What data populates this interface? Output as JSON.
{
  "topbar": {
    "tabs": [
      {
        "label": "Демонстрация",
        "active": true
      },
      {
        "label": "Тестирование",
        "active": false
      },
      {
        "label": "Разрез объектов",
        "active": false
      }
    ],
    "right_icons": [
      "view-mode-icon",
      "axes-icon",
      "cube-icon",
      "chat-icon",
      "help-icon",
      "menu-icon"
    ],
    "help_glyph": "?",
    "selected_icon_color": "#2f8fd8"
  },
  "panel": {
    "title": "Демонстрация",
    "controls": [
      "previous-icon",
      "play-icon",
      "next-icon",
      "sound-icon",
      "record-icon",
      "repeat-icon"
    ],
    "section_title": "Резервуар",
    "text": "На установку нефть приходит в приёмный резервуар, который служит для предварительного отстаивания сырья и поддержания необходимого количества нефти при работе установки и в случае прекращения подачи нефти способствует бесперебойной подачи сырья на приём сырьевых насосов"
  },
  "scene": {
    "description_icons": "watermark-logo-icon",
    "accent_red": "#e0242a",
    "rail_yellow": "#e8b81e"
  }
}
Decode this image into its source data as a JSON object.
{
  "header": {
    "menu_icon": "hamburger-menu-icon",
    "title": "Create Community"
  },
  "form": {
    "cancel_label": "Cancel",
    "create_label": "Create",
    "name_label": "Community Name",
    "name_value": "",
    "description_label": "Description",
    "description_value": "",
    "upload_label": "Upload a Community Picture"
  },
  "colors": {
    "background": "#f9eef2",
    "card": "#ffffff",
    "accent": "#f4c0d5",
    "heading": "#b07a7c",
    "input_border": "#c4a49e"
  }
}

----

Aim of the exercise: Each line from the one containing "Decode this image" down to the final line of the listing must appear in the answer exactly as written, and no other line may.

Answer section:
Decode this image into its source data as a JSON object.
{
  "header": {
    "menu_icon": "hamburger-menu-icon",
    "title": "Create Community"
  },
  "form": {
    "cancel_label": "Cancel",
    "create_label": "Create",
    "name_label": "Community Name",
    "name_value": "",
    "description_label": "Description",
    "description_value": "",
    "upload_label": "Upload a Community Picture"
  },
  "colors": {
    "background": "#f9eef2",
    "card": "#ffffff",
    "accent": "#f4c0d5",
    "heading": "#b07a7c",
    "input_border": "#c4a49e"
  }
}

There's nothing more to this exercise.